Despite the limitations of the current pandemic, Italian wine and gastronomy tours continue to attract increasing numbers of tourists. No longer a niche market, agrotourism is an up-and-coming trend, drawing not only families keen on relaxing in the peace of the countryside, but also serious gourmets and wine experts.
Rome is particularly well placed for this type of experience, with the celebrated wine towns of the Castelli Hills a mere 30 kms or so from the city and easily accessible.
The town of Frascati, the uncontested capital of Castelli wines, makes the ideal focal point for a journey of discovery around the vineyards and farms of the Roman countryside, which offer not only wine tastings and excellent food, but also unexpected dips into the history of ancient Rome. A number of wine farms in the Frascati area, such as Pietra Porzia and the Casal Montani estates have important Roman monuments on their land or underneath their villas, showing that the ancient Romans were not so different from us in tastes and preferences for scenic spots.

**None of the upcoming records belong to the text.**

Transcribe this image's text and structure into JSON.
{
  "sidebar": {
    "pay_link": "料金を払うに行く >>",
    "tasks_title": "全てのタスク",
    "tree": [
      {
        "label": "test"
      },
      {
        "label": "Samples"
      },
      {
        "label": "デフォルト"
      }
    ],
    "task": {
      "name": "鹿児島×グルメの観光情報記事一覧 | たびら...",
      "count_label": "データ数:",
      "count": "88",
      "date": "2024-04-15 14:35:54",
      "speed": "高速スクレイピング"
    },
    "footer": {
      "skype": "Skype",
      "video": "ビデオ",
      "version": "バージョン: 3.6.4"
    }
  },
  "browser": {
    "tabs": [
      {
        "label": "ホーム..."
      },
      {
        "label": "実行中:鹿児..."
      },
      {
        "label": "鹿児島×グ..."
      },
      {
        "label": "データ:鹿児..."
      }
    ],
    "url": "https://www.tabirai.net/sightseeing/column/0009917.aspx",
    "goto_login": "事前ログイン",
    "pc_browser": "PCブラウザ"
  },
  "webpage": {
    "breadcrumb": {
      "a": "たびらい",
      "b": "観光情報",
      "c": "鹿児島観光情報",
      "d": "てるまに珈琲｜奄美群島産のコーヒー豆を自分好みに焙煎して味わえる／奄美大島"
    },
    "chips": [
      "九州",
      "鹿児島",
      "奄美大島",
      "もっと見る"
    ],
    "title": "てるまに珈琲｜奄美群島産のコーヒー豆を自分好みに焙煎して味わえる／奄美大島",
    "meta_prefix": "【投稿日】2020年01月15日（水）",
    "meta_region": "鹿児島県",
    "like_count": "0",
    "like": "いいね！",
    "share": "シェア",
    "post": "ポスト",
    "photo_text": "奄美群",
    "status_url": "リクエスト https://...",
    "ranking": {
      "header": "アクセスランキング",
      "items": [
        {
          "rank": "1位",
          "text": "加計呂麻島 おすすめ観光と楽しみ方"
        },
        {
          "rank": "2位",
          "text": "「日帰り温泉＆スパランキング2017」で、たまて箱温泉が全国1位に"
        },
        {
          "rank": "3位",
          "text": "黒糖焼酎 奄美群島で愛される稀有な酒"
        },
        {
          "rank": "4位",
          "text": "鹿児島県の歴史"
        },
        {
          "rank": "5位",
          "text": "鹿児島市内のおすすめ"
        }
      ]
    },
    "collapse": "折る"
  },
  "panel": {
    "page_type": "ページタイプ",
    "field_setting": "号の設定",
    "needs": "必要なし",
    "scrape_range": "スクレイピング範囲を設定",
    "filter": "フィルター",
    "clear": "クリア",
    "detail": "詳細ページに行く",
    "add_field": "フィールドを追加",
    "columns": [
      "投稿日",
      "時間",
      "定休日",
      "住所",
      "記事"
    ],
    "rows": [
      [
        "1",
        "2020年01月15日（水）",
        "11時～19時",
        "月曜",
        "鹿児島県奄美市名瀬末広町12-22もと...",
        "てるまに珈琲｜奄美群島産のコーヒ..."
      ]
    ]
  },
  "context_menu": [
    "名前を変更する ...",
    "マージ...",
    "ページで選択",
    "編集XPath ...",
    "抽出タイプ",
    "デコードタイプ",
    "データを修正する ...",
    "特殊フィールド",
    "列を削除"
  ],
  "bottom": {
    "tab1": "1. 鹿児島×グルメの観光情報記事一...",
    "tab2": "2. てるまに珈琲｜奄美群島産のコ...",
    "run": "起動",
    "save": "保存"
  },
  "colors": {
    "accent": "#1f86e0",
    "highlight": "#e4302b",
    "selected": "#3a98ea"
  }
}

The Frascati name is well-known world wide, thanks to its aristocratic villas and charming scenery. However, for centuries its wine has been virtually synonymous with “fraschette” - the traditional hostelries depicted by artists like Pinelli. In the last few years, this has been steadily changing, thanks to the dedication and efforts of local wine-growers, grouped together under a consortium: “Consorzio Tutela Denominazione Vini Frascati” (Consortium for the Protection of Frascati Wines Denomination). Many of the members produce distinctive top quality wines that are attracting the attention of experts in the international market.